DATASET EXTRACT:
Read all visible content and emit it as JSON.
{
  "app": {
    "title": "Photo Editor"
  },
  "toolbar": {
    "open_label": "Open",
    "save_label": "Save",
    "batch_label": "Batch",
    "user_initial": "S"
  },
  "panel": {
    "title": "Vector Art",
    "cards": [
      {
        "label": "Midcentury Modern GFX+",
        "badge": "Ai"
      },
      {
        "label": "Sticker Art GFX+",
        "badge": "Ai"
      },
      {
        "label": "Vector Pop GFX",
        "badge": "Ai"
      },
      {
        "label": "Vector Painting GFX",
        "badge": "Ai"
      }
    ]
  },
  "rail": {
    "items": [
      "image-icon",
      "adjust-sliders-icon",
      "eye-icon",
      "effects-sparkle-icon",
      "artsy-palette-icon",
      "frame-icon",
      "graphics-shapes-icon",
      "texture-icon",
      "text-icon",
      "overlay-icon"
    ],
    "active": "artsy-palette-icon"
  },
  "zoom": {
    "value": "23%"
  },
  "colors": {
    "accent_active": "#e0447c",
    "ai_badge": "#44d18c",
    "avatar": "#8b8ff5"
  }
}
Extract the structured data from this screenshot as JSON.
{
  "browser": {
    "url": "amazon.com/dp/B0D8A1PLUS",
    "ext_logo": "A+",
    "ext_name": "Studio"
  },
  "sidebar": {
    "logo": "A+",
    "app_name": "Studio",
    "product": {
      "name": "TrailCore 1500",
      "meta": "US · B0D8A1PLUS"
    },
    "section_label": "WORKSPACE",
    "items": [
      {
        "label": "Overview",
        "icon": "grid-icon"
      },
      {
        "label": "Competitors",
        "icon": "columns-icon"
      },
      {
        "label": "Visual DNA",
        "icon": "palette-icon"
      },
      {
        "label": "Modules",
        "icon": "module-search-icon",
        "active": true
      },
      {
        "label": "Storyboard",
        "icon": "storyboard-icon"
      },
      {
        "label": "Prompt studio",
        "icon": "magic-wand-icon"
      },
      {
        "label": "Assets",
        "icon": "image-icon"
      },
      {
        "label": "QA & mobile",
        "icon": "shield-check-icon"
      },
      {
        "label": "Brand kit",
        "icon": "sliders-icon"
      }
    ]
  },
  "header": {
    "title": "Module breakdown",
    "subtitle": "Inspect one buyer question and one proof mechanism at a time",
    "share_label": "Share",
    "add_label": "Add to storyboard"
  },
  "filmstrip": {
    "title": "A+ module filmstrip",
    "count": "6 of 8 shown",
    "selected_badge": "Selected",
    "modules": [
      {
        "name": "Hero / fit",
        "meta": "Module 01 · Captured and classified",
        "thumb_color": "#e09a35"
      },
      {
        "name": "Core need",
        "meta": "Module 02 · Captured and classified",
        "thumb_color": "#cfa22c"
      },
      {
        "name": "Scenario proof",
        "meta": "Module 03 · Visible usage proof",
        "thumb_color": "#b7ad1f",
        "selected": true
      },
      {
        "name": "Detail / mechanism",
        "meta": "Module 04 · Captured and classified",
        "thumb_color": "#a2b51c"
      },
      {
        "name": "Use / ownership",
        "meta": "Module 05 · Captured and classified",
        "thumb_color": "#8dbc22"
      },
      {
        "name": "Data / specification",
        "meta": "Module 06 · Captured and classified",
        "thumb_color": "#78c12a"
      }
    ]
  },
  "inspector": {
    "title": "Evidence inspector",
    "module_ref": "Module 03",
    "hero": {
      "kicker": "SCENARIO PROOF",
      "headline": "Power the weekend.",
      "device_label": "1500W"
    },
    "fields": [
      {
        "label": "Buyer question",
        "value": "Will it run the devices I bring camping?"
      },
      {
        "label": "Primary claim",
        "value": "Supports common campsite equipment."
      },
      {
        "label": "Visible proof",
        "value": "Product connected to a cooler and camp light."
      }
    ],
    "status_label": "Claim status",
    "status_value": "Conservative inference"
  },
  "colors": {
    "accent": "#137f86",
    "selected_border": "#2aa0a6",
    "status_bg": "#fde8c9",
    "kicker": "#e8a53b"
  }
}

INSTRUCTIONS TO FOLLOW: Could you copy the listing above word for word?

ANSWER SECTION:
Read all visible content and emit it as JSON.
{
  "app": {
    "title": "Photo Editor"
  },
  "toolbar": {
    "open_label": "Open",
    "save_label": "Save",
    "batch_label": "Batch",
    "user_initial": "S"
  },
  "panel": {
    "title": "Vector Art",
    "cards": [
      {
        "label": "Midcentury Modern GFX+",
        "badge": "Ai"
      },
      {
        "label": "Sticker Art GFX+",
        "badge": "Ai"
      },
      {
        "label": "Vector Pop GFX",
        "badge": "Ai"
      },
      {
        "label": "Vector Painting GFX",
        "badge": "Ai"
      }
    ]
  },
  "rail": {
    "items": [
      "image-icon",
      "adjust-sliders-icon",
      "eye-icon",
      "effects-sparkle-icon",
      "artsy-palette-icon",
      "frame-icon",
      "graphics-shapes-icon",
      "texture-icon",
      "text-icon",
      "overlay-icon"
    ],
    "active": "artsy-palette-icon"
  },
  "zoom": {
    "value": "23%"
  },
  "colors": {
    "accent_active": "#e0447c",
    "ai_badge": "#44d18c",
    "avatar": "#8b8ff5"
  }
}
Extract the structured data from this screenshot as JSON.
{
  "browser": {
    "url": "amazon.com/dp/B0D8A1PLUS",
    "ext_logo": "A+",
    "ext_name": "Studio"
  },
  "sidebar": {
    "logo": "A+",
    "app_name": "Studio",
    "product": {
      "name": "TrailCore 1500",
      "meta": "US · B0D8A1PLUS"
    },
    "section_label": "WORKSPACE",
    "items": [
      {
        "label": "Overview",
        "icon": "grid-icon"
      },
      {
        "label": "Competitors",
        "icon": "columns-icon"
      },
      {
        "label": "Visual DNA",
        "icon": "palette-icon"
      },
      {
        "label": "Modules",
        "icon": "module-search-icon",
        "active": true
      },
      {
        "label": "Storyboard",
        "icon": "storyboard-icon"
      },
      {
        "label": "Prompt studio",
        "icon": "magic-wand-icon"
      },
      {
        "label": "Assets",
        "icon": "image-icon"
      },
      {
        "label": "QA & mobile",
        "icon": "shield-check-icon"
      },
      {
        "label": "Brand kit",
        "icon": "sliders-icon"
      }
    ]
  },
  "header": {
    "title": "Module breakdown",
    "subtitle": "Inspect one buyer question and one proof mechanism at a time",
    "share_label": "Share",
    "add_label": "Add to storyboard"
  },
  "filmstrip": {
    "title": "A+ module filmstrip",
    "count": "6 of 8 shown",
    "selected_badge": "Selected",
    "modules": [
      {
        "name": "Hero / fit",
        "meta": "Module 01 · Captured and classified",
        "thumb_color": "#e09a35"
      },
      {
        "name": "Core need",
        "meta": "Module 02 · Captured and classified",
        "thumb_color": "#cfa22c"
      },
      {
        "name": "Scenario proof",
        "meta": "Module 03 · Visible usage proof",
        "thumb_color": "#b7ad1f",
        "selected": true
      },
      {
        "name": "Detail / mechanism",
        "meta": "Module 04 · Captured and classified",
        "thumb_color": "#a2b51c"
      },
      {
        "name": "Use / ownership",
        "meta": "Module 05 · Captured and classified",
        "thumb_color": "#8dbc22"
      },
      {
        "name": "Data / specification",
        "meta": "Module 06 · Captured and classified",
        "thumb_color": "#78c12a"
      }
    ]
  },
  "inspector": {
    "title": "Evidence inspector",
    "module_ref": "Module 03",
    "hero": {
      "kicker": "SCENARIO PROOF",
      "headline": "Power the weekend.",
      "device_label": "1500W"
    },
    "fields": [
      {
        "label": "Buyer question",
        "value": "Will it run the devices I bring camping?"
      },
      {
        "label": "Primary claim",
        "value": "Supports common campsite equipment."
      },
      {
        "label": "Visible proof",
        "value": "Product connected to a cooler and camp light."
      }
    ],
    "status_label": "Claim status",
    "status_value": "Conservative inference"
  },
  "colors": {
    "accent": "#137f86",
    "selected_border": "#2aa0a6",
    "status_bg": "#fde8c9",
    "kicker": "#e8a53b"
  }
}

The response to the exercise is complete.